» **Prompt**
In the entries below, find each line with the word "August" and pull it out.

★ ★ ★

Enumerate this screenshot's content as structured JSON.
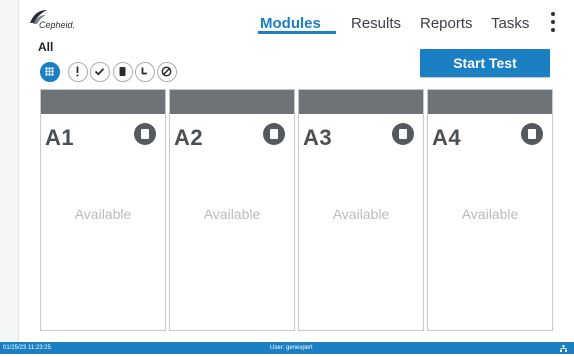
{
  "header": {
    "logo_text": "Cepheid.",
    "nav": [
      {
        "label": "Modules",
        "active": true
      },
      {
        "label": "Results",
        "active": false
      },
      {
        "label": "Reports",
        "active": false
      },
      {
        "label": "Tasks",
        "active": false
      }
    ],
    "menu_icon": "more-vertical-icon"
  },
  "filter": {
    "title": "All",
    "icons": [
      "all-grid-icon",
      "alert-icon",
      "check-icon",
      "cartridge-icon",
      "clock-icon",
      "disabled-icon"
    ],
    "active_index": 0
  },
  "start_test_label": "Start Test",
  "modules": [
    {
      "id": "A1",
      "status": "Available",
      "status_icon": "cartridge-icon"
    },
    {
      "id": "A2",
      "status": "Available",
      "status_icon": "cartridge-icon"
    },
    {
      "id": "A3",
      "status": "Available",
      "status_icon": "cartridge-icon"
    },
    {
      "id": "A4",
      "status": "Available",
      "status_icon": "cartridge-icon"
    }
  ],
  "status_bar": {
    "datetime": "01/25/23 11:23:25",
    "user": "User: genexpert",
    "network_icon": "network-icon"
  },
  "colors": {
    "accent": "#1b7fc4",
    "card_header": "#6e7377",
    "available_text": "#b8bcc0"
  }
}
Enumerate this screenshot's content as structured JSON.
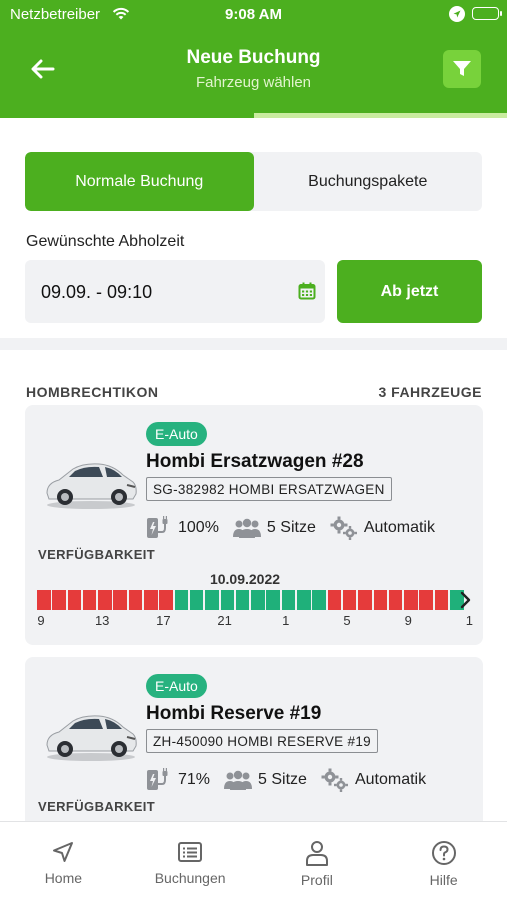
{
  "status_bar": {
    "carrier": "Netzbetreiber",
    "time": "9:08 AM"
  },
  "header": {
    "title": "Neue Buchung",
    "subtitle": "Fahrzeug wählen",
    "progress": 0.5,
    "colors": {
      "primary": "#4caf1f",
      "progress_track": "#c9ec9f"
    }
  },
  "booking_type": {
    "options": [
      "Normale Buchung",
      "Buchungspakete"
    ],
    "selected": "Normale Buchung"
  },
  "pickup": {
    "label": "Gewünschte Abholzeit",
    "value": "09.09. - 09:10",
    "now_button": "Ab jetzt"
  },
  "location": {
    "name": "HOMBRECHTIKON",
    "count": "3 FAHRZEUGE"
  },
  "vehicles": [
    {
      "badge": "E-Auto",
      "name": "Hombi Ersatzwagen #28",
      "plate": "SG-382982 HOMBI ERSATZWAGEN",
      "battery": "100%",
      "seats": "5 Sitze",
      "transmission": "Automatik",
      "availability_label": "VERFÜGBARKEIT",
      "availability_date": "10.09.2022",
      "availability_slots": [
        "r",
        "r",
        "r",
        "r",
        "r",
        "r",
        "r",
        "r",
        "r",
        "g",
        "g",
        "g",
        "g",
        "g",
        "g",
        "g",
        "g",
        "g",
        "g",
        "r",
        "r",
        "r",
        "r",
        "r",
        "r",
        "r",
        "r",
        "g"
      ],
      "hour_ticks": [
        "9",
        "13",
        "17",
        "21",
        "1",
        "5",
        "9",
        "1"
      ]
    },
    {
      "badge": "E-Auto",
      "name": "Hombi Reserve #19",
      "plate": "ZH-450090 HOMBI RESERVE #19",
      "battery": "71%",
      "seats": "5 Sitze",
      "transmission": "Automatik",
      "availability_label": "VERFÜGBARKEIT"
    }
  ],
  "tabbar": {
    "items": [
      {
        "label": "Home",
        "icon": "navigation-arrow-icon"
      },
      {
        "label": "Buchungen",
        "icon": "list-icon"
      },
      {
        "label": "Profil",
        "icon": "person-icon"
      },
      {
        "label": "Hilfe",
        "icon": "help-icon"
      }
    ]
  }
}
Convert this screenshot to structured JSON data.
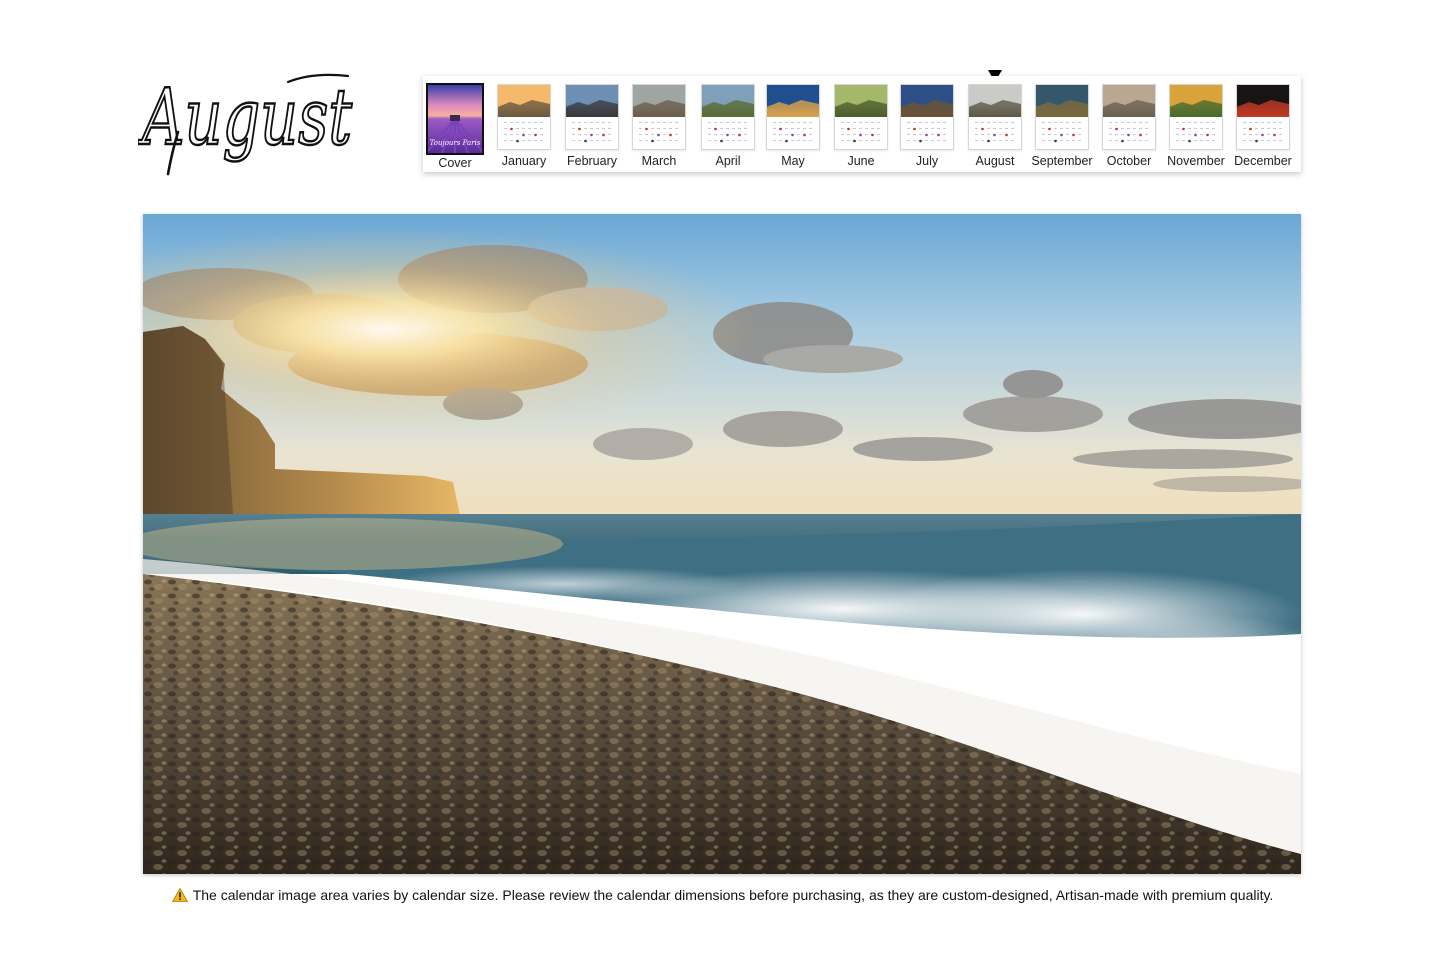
{
  "month_title": "August",
  "strip": {
    "selected": "August",
    "items": [
      {
        "label": "Cover",
        "cover": true,
        "cover_text": "Toujours Paris"
      },
      {
        "label": "January",
        "sky": "#f4b96b",
        "ground": "#6c5a3e"
      },
      {
        "label": "February",
        "sky": "#6d8fb3",
        "ground": "#3a3a3f"
      },
      {
        "label": "March",
        "sky": "#9fa6a1",
        "ground": "#6b5e4b"
      },
      {
        "label": "April",
        "sky": "#7ea0b8",
        "ground": "#5a6a34"
      },
      {
        "label": "May",
        "sky": "#1f4f8f",
        "ground": "#d9a24a"
      },
      {
        "label": "June",
        "sky": "#a5b86a",
        "ground": "#4c5e2c"
      },
      {
        "label": "July",
        "sky": "#2c4f86",
        "ground": "#6a5232"
      },
      {
        "label": "August",
        "sky": "#c9ccc6",
        "ground": "#5e5a4a"
      },
      {
        "label": "September",
        "sky": "#34576b",
        "ground": "#7d6a3c"
      },
      {
        "label": "October",
        "sky": "#b9a791",
        "ground": "#6c6052"
      },
      {
        "label": "November",
        "sky": "#d8a338",
        "ground": "#4a6a2c"
      },
      {
        "label": "December",
        "sky": "#171413",
        "ground": "#c23b25"
      }
    ]
  },
  "hero": {
    "subject": "sunset-beach-photo",
    "colors": {
      "sky_top": "#6aa7d4",
      "sun": "#fff3cf",
      "sea": "#3d6f86",
      "pebbles": "#5a4d3e",
      "cliff": "#c79a54"
    }
  },
  "footer_note": "The calendar image area varies by calendar size. Please review the calendar dimensions before purchasing, as they are custom-designed, Artisan-made with premium quality."
}
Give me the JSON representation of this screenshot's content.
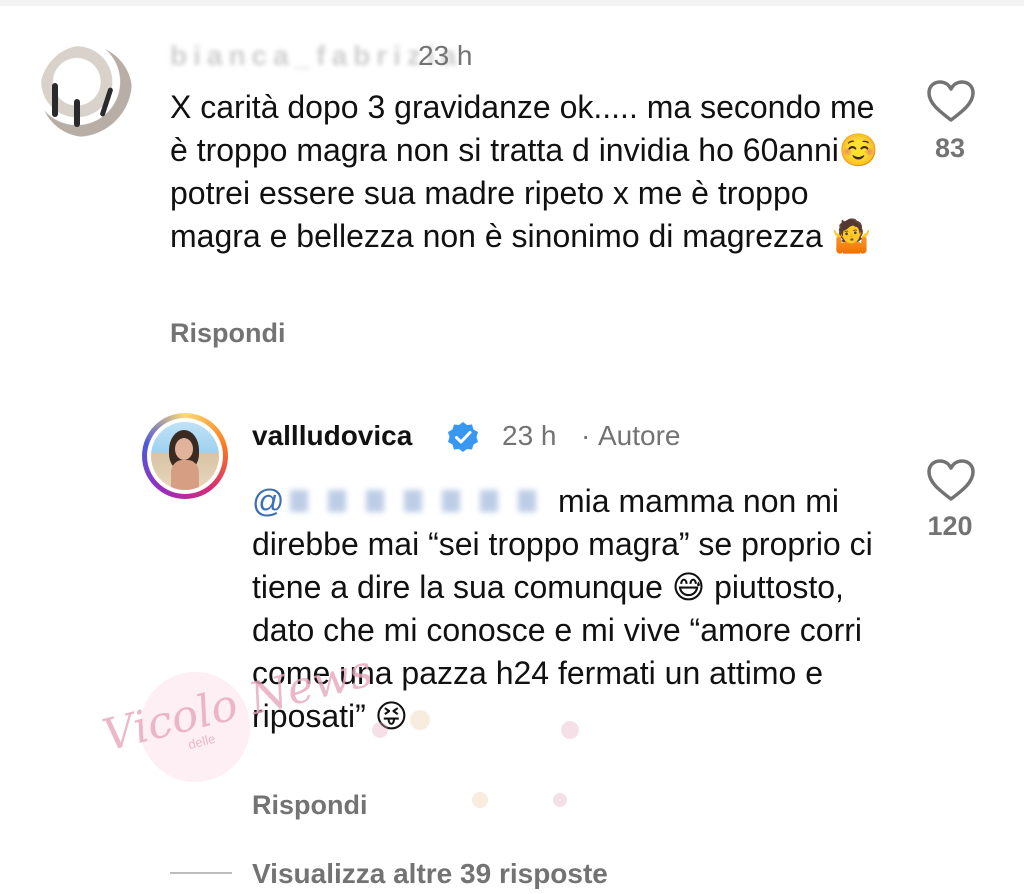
{
  "comment1": {
    "username": "bianca_fabrizia",
    "time": "23 h",
    "text": "X carità dopo 3 gravidanze ok..... ma secondo me è troppo magra non si tratta d invidia ho 60anni☺️ potrei essere sua madre ripeto x me è troppo magra e bellezza non è sinonimo di magrezza 🤷",
    "reply_label": "Rispondi",
    "like_count": "83",
    "like_icon": "heart-outline-icon"
  },
  "comment2": {
    "username": "vallludovica",
    "verified_icon": "verified-badge-icon",
    "time": "23 h",
    "separator": "·",
    "author_label": "Autore",
    "mention": "@",
    "text": "mia mamma non mi direbbe mai “sei troppo magra” se proprio ci tiene a dire la sua comunque 😅 piuttosto, dato che mi conosce e mi vive “amore corri come una pazza h24 fermati un attimo e riposati” 😝",
    "reply_label": "Rispondi",
    "like_count": "120",
    "like_icon": "heart-outline-icon"
  },
  "view_more_replies": "Visualizza altre 39 risposte",
  "watermark": {
    "main": "Vicolo News",
    "small": "delle"
  },
  "colors": {
    "text": "#111111",
    "secondary": "#737373",
    "mention": "#3d6fb6",
    "verified": "#3897f0"
  }
}
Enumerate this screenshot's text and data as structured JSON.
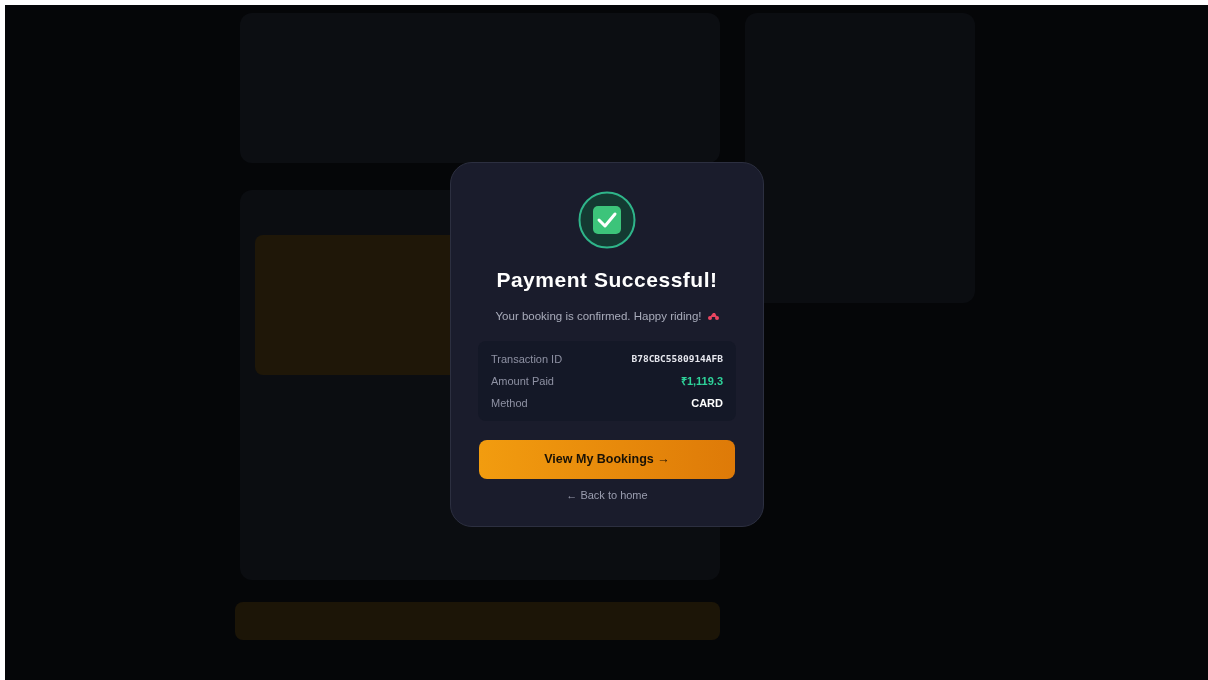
{
  "dialog": {
    "title": "Payment Successful!",
    "message": "Your booking is confirmed. Happy riding!",
    "details": [
      {
        "label": "Transaction ID",
        "value": "B78CBC5580914AFB",
        "kind": "code"
      },
      {
        "label": "Amount Paid",
        "value": "₹1,119.3",
        "kind": "amount"
      },
      {
        "label": "Method",
        "value": "CARD",
        "kind": "plain"
      }
    ],
    "primary_button": "View My Bookings →",
    "secondary_link": "← Back to home"
  }
}
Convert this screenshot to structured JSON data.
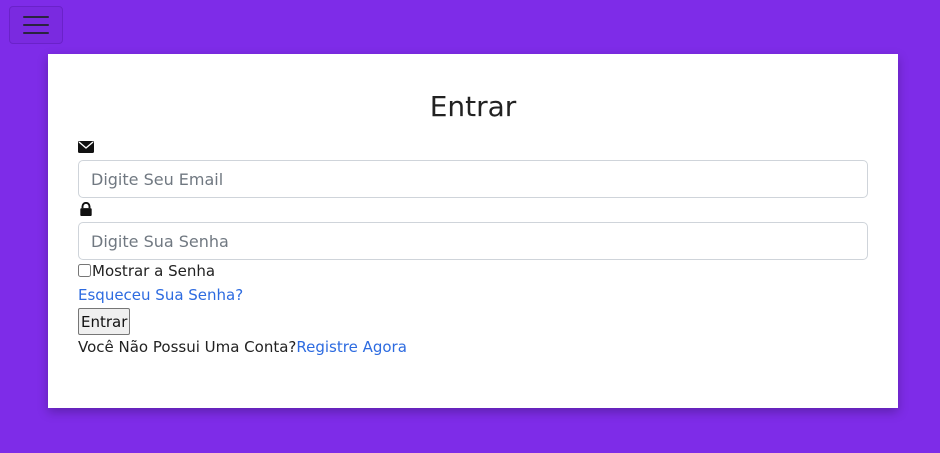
{
  "nav": {
    "menu_icon": "hamburger-icon"
  },
  "login": {
    "title": "Entrar",
    "email_icon": "envelope-icon",
    "email_placeholder": "Digite Seu Email",
    "password_icon": "lock-icon",
    "password_placeholder": "Digite Sua Senha",
    "show_password_label": "Mostrar a Senha",
    "forgot_password_link": "Esqueceu Sua Senha?",
    "submit_label": "Entrar",
    "no_account_text": "Você Não Possui Uma Conta?",
    "register_link": "Registre Agora"
  },
  "colors": {
    "background": "#7e2ce8",
    "link": "#2d6be0"
  }
}
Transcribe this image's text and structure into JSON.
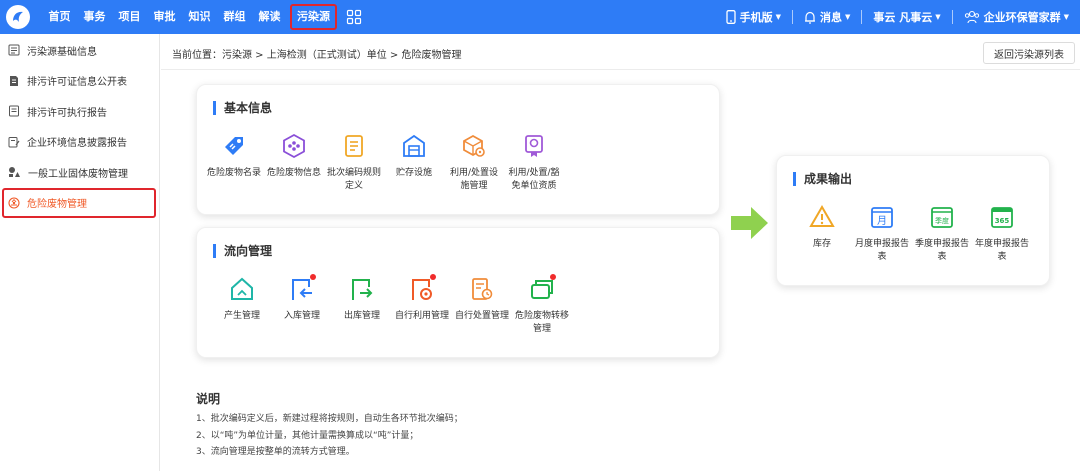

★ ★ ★

» **Answer**
  "month_title": "August",
    "selected": "August",
        "label": "August",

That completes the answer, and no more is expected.